Web page and app entries:
··········

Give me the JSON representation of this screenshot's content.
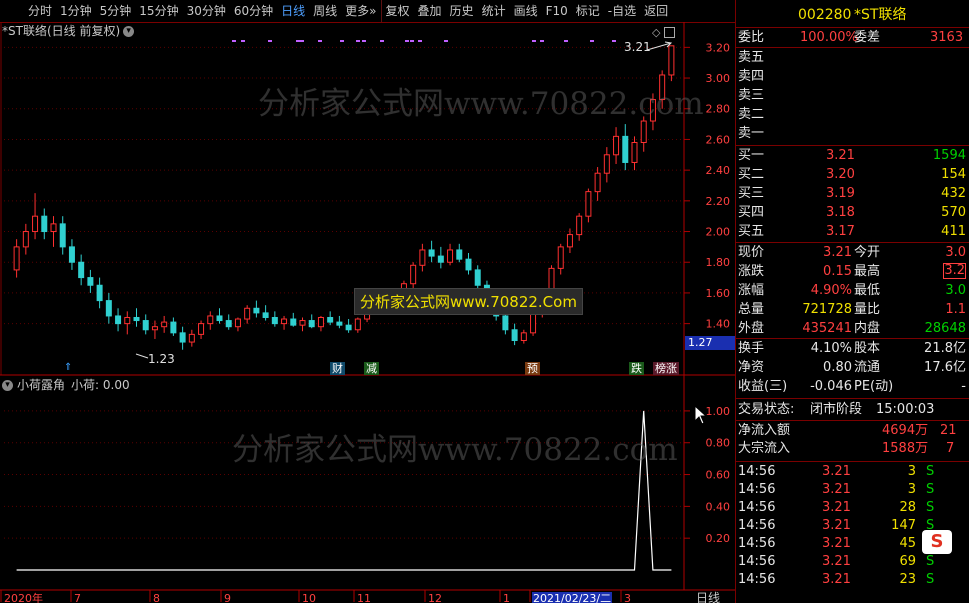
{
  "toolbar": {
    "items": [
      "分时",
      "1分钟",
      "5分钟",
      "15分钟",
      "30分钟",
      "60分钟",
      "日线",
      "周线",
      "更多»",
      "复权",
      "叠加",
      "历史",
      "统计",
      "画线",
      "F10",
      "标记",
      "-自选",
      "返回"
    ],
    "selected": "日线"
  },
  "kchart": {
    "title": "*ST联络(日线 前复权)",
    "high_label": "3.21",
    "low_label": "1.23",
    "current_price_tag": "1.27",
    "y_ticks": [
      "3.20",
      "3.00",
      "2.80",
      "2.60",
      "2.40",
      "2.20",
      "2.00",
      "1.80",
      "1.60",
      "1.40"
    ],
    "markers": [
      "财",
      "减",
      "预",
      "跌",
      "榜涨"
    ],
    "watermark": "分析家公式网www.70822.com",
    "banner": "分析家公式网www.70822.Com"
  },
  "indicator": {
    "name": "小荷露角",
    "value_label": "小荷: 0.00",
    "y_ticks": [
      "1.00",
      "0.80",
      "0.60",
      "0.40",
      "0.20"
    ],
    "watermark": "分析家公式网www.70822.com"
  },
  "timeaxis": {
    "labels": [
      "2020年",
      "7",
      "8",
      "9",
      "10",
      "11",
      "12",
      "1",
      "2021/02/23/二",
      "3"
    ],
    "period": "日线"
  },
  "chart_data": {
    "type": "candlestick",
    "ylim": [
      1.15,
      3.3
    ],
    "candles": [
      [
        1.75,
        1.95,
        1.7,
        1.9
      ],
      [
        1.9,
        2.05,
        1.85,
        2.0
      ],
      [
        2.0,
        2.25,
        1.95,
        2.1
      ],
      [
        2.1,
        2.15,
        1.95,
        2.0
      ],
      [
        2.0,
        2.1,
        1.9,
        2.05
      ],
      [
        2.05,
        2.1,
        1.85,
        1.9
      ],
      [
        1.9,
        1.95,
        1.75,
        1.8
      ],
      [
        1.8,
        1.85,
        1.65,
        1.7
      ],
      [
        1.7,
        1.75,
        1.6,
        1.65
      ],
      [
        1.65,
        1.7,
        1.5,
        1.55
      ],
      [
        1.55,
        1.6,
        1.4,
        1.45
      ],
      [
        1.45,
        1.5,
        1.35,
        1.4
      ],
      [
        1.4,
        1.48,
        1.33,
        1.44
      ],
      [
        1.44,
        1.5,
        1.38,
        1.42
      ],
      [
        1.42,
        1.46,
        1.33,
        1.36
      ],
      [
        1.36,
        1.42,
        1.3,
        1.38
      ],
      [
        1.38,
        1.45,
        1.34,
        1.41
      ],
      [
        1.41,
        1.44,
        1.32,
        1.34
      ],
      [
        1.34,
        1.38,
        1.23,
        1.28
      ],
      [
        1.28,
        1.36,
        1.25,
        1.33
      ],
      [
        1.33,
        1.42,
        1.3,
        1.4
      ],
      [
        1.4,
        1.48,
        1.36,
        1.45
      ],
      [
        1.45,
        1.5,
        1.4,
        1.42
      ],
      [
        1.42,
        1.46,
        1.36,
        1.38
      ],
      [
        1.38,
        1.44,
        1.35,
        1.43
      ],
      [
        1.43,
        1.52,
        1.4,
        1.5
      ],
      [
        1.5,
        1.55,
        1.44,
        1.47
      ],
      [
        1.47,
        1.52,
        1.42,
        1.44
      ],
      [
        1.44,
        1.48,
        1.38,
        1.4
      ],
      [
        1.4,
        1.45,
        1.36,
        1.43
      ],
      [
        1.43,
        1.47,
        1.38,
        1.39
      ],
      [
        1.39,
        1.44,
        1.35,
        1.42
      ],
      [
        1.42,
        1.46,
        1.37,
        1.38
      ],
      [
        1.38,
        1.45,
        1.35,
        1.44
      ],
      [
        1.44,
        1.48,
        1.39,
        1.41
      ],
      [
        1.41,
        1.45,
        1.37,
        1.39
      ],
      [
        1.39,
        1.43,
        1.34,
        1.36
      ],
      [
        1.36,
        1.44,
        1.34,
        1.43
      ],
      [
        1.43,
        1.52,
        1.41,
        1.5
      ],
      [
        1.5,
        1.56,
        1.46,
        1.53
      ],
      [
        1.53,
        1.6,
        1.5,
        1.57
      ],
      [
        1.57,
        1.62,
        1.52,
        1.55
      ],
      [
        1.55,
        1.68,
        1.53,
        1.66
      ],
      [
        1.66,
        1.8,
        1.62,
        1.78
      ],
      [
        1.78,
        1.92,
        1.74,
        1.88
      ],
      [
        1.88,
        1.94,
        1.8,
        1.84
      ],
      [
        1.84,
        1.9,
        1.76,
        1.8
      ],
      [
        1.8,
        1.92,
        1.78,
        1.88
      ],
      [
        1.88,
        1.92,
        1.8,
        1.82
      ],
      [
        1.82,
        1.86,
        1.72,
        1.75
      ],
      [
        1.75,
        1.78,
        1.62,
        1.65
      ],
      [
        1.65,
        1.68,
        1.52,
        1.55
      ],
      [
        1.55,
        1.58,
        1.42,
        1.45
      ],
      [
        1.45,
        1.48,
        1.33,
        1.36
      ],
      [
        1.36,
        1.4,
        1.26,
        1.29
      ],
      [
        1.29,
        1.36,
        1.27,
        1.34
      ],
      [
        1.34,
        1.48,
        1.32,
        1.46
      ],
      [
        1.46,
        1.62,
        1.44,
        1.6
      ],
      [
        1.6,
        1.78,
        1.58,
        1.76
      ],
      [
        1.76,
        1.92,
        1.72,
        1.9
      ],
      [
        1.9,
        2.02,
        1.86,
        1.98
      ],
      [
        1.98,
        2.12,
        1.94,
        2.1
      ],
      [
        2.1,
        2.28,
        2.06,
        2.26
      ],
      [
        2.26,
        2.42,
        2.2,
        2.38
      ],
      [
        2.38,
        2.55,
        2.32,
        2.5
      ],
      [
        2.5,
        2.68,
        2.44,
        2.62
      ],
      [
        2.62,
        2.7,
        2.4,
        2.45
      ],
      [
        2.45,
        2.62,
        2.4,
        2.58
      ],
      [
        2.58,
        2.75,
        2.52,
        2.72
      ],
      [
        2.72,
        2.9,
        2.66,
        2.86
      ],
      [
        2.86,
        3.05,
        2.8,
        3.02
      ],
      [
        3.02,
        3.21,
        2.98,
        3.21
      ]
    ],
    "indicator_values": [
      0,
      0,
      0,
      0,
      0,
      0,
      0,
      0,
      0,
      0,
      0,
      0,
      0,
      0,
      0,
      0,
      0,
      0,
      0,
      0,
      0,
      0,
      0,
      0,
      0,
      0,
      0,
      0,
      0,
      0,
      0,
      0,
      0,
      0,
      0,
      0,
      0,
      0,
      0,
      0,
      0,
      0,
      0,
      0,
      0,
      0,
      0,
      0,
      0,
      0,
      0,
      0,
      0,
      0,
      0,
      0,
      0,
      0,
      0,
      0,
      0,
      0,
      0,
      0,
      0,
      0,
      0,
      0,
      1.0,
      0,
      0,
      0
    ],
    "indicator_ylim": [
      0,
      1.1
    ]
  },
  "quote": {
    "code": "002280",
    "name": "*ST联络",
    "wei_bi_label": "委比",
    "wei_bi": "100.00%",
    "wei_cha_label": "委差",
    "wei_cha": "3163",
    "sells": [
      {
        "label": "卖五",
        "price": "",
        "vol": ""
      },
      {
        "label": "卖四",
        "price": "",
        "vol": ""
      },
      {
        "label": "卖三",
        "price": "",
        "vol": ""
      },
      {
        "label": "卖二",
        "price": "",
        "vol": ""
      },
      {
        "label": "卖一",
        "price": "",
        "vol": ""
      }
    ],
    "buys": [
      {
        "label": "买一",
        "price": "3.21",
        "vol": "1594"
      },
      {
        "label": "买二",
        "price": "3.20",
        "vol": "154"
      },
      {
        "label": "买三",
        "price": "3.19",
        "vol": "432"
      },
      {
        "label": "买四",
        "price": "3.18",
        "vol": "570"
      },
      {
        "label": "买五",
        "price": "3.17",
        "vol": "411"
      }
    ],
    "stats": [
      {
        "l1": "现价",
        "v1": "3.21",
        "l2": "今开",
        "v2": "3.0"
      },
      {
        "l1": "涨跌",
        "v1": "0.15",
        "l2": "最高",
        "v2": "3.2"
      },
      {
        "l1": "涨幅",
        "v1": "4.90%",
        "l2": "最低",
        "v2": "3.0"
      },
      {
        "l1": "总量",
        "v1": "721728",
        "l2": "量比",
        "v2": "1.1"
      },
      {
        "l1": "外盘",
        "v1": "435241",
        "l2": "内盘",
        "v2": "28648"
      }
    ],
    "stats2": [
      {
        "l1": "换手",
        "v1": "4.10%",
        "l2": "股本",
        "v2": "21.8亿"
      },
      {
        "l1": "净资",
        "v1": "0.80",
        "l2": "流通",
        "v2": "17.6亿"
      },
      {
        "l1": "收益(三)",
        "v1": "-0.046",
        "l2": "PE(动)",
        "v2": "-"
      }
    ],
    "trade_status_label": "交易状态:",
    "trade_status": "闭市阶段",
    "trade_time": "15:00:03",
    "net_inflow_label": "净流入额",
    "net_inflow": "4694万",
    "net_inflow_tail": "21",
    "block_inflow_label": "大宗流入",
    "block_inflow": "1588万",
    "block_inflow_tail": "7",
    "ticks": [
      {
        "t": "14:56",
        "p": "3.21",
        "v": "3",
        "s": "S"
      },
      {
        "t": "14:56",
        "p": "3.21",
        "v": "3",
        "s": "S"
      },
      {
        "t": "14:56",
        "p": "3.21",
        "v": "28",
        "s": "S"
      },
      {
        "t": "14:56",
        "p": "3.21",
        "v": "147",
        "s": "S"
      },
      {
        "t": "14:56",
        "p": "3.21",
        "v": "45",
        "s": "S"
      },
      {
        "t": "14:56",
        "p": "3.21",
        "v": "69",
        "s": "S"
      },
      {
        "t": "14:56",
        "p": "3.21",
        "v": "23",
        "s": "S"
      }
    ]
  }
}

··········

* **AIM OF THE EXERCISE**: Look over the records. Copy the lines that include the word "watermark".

* **SOLUTION TO THE EXERCISE**:
    "watermark": "分析家公式网www.70822.com",
    "watermark": "分析家公式网www.70822.com"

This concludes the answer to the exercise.